Netflix has plenty of New Year’s Eve-themed movies to watch on Dec. 31. Netflix

Streaming services like Netflix, Amazon and Hulu are now the one of the most popular ways people watch video content today, but could they be subject to taxes? A recent report from The Pew Charitable Trusts’ Stateline highlights several proposed taxes around the United States that would specifically target streaming video services.

In Chicago, officials originally announced a plan in 2015 to place a nine percent tax on cloud-based services. As an extension of an existing personal property tax, the new proposal would cover both streaming video and services like general cloud-based streaming. After negotiations, the tax rate was reduced to 5.25 percent and went into effect Jan. 1. But as Crain’s Chicago Business notes, enforcement and collection can potentially be problematic:

“The other impact comes if the companies also provide their technology to customers via the cloud. They would have to collect the tax from their customers in Chicago. Among the questions is how such a tax would be collected from a large customer that is headquartered in Chicago but has facilities outside the city where much of that software is used.”

An early proposal in California highlights similar issues for possible taxes on streaming services. In Pasadena, a city official proposed a potential utility tax that would specifically target platforms including “Hulu, Netflix, Sling TV and Fullscreen Media.”

While the prospect and implications of a streaming video tax are still being debated in the United States, similar initiatives targeted at these companies are not a new occurrence.
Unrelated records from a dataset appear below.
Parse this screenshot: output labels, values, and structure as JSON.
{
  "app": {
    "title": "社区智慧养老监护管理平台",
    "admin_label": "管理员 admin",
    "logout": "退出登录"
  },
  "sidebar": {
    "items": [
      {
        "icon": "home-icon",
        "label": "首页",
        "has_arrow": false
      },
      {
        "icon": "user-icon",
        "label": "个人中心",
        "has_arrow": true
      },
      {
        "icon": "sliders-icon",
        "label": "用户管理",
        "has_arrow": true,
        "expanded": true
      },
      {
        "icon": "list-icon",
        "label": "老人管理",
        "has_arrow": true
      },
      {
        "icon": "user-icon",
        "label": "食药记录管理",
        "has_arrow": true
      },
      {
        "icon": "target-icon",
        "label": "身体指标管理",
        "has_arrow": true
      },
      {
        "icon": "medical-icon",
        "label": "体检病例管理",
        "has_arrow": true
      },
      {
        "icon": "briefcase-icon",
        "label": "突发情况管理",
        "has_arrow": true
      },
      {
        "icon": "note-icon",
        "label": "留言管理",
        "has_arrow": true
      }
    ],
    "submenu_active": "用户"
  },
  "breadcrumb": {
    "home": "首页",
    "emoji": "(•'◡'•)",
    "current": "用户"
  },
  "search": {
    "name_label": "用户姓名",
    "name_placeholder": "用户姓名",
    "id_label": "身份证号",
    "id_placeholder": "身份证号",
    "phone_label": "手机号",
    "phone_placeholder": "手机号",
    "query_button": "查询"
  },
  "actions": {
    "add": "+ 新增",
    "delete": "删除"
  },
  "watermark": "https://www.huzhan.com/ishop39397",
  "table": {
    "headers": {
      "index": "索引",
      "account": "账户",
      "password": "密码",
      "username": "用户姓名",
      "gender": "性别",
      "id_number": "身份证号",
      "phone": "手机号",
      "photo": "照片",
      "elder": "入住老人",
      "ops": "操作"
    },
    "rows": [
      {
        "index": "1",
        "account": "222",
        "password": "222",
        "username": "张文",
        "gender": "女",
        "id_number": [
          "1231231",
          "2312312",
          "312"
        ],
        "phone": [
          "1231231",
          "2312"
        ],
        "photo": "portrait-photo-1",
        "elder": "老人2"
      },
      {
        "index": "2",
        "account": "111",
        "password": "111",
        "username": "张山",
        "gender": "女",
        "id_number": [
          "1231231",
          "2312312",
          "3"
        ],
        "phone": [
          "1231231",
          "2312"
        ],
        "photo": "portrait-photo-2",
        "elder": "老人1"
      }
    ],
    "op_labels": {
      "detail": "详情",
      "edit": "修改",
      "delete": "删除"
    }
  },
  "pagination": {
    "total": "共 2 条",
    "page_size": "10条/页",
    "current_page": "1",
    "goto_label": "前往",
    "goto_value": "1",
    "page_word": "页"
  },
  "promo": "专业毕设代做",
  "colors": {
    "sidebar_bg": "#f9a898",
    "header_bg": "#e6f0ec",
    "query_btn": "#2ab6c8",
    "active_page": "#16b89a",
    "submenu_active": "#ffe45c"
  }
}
In May 2016, the European Commission highlighted a proposal that would tax Amazon and Netflix to encourage domestic production of movies and other content.